Although we don’t have a single test that can be used to answer this question, over the past couple of years a combination of three simple pieces of information has emerged that when combined together give us a pretty good answer to this question.
The three pieces of data are:
- Functional Class: this is a measure of what level of activity causes you symptoms.
- Class 1: no symptoms with usual activity (can walk briskly up 2 flights of stairs).
- Class 2: usual activity causes some symptoms such as shortness of breath or fatigue (can do chores around the house, shop for groceries but may be mildly short of breath or tired).
- Class 3: less than usual activity causes symptoms (avoid stairs, may need to take a break on longer walks, chores are difficult at home).
- Class 4: any activity causes shortness of breath or fatigue.
- BNP or NT Pro BNP: this is a simple inexpensive blood test that is readily available. The higher the BNP (or NT Pro BNP) the more stress on the right ventricle. Thus, a rising BNP means that the right ventricle is doing less well. BNP values less than 50 and NT Pro BNP values less than 300 are very reassuring.

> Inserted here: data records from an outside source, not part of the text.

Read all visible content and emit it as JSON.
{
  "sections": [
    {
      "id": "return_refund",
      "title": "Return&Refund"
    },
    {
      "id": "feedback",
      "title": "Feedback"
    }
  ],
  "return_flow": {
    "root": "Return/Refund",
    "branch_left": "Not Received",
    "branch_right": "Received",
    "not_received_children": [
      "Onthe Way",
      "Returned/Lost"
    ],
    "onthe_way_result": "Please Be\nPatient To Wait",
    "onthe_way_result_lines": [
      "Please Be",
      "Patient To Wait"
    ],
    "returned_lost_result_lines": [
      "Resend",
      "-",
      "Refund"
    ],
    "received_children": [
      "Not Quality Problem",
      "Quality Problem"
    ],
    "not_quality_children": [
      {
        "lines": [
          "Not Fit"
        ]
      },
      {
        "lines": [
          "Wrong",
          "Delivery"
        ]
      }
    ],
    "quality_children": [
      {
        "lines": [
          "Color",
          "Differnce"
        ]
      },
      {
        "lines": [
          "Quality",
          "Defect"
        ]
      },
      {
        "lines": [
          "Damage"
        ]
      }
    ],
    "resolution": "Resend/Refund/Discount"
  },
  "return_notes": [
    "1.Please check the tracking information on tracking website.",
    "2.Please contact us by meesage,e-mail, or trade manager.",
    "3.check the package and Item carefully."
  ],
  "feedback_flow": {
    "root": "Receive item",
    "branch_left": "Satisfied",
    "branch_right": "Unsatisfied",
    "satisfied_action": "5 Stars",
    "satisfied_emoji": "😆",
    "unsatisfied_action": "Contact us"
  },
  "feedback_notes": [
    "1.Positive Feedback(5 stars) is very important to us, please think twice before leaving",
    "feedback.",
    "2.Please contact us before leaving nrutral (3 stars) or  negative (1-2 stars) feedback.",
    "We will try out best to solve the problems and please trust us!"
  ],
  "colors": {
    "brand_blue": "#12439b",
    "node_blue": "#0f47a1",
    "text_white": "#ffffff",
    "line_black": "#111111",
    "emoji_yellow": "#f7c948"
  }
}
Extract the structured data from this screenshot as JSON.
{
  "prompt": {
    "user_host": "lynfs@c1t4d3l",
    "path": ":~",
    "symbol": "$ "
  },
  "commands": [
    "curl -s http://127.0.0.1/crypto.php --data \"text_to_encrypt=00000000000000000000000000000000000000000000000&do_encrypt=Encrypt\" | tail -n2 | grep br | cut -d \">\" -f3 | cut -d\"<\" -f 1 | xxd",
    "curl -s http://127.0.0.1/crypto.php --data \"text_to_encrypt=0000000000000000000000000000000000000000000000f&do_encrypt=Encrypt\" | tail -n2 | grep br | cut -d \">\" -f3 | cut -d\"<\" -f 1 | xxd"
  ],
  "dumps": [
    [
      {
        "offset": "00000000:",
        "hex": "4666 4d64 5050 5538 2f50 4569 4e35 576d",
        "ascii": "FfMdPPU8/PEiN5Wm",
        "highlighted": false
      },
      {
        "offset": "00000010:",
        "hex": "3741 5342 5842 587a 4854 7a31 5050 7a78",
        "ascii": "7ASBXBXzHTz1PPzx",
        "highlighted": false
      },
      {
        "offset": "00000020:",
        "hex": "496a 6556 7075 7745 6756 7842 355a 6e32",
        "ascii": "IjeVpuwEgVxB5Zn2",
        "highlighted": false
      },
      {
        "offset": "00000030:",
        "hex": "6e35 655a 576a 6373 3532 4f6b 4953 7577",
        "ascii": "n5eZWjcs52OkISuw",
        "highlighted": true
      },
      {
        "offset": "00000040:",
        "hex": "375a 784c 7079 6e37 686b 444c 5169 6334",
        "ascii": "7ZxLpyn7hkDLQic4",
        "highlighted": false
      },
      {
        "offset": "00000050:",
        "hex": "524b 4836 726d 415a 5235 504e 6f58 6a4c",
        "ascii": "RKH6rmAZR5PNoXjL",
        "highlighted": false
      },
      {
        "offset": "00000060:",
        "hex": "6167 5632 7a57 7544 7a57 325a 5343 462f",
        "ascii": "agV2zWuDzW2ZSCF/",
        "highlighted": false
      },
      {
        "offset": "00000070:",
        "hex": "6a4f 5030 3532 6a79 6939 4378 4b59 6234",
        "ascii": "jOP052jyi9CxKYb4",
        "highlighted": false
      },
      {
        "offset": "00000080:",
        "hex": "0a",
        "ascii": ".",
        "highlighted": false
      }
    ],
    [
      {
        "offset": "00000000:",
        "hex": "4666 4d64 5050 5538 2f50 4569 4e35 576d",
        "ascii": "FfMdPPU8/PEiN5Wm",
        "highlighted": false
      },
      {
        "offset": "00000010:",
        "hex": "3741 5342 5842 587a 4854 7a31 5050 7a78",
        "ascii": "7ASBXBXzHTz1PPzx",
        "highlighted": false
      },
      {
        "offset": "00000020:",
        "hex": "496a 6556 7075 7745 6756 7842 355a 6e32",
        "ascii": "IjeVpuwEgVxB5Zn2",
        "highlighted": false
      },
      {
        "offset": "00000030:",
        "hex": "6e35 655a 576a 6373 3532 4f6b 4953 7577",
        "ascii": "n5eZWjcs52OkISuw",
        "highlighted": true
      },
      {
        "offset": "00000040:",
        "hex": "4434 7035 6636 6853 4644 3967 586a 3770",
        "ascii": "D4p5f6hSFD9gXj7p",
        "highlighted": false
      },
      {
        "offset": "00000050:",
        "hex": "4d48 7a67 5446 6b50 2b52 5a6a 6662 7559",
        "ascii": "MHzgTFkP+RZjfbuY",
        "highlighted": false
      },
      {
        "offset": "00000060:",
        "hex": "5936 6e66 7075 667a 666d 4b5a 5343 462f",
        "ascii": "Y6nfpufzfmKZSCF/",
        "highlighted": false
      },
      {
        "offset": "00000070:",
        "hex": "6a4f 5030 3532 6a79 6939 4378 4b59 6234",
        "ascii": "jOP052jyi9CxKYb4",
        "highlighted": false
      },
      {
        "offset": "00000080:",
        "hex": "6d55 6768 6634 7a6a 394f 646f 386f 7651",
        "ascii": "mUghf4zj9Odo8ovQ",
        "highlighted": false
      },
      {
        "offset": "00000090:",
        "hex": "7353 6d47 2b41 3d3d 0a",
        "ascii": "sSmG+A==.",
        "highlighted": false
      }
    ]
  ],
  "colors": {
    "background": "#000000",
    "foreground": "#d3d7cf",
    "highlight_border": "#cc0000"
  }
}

- Six Minute Walk Distance: in multiple studies we have determined that a walk distance of greater than 440 meters (1443 feet) indicates a very low risk for having problems related to PAH. Walk distances of less than 165 meters suggest that your PAH is not doing well.
Pulmonary Arterial Hypertension (PAH) Prognosis Depends on Several Factors
A group of French investigators have shown that a patient’s prognosis can be predicted by how they score on the above three measures. A patient that is doing very well is functional class 1 or 2, has a BNP < 50 and can walk at least 440 meters (1443 feet). Patients that have all three “low risk” features are very unlikely to die from PAH over the next five years. In contrast, patients who are functional class 3 or 4, have elevated BNP and walk less than 440 meters (1443 feet) are at much higher risk of dying. Most patients will not have all low risk or all high features. These patients have an intermediate prognosis. The more low risk features that are present the better the prognosis.
So how should we use this information? In my practice, I strive to put each patient into the lowest risk group achievable. A patient that has all three low risk markers is doing great and may not need more medication to treat their PAH. In contrast, patients with two or three high risk features need intensification of their treatment (more medication or different medication).
There are many circumstances where more information is helpful in determining how a patient is doing. Specifically, echocardiography and heart catheterization may also be important but we don’t perform these tests as often and they are more expensive and more invasive.
Examples of Pulmonary Hypertension Patient Prognosis
Let’s consider an imaginary patient who is 45 years old and has had PAH for 3 years. She is taking tadalafil and ambrisentan. She is able to walk 500 meters in six minutes, has a BNP of 20 and is functional class 2. This patient is doing great and I would continue the regimen without change.
Now let’s consider a second patient who is 55 years old and has had PAH for 3 years. He is taking tadalafil and ambrisentan. He is able to walk 390 meters in six minutes and his BNP is 295 meters. He is functional class 3. This patient worries me. He is at quite high risk for doing poorly over the next year or two. I would strongly encourage this patient to add an additional medication to treat their PAH. This could be an approved therapy or even participating in a clinical trial. But a change is needed.
To return to the important question of “How am I doing”, maybe we should rephrase this question to “what is my functional class, what is my BNP and am I walking more than 440 meters”?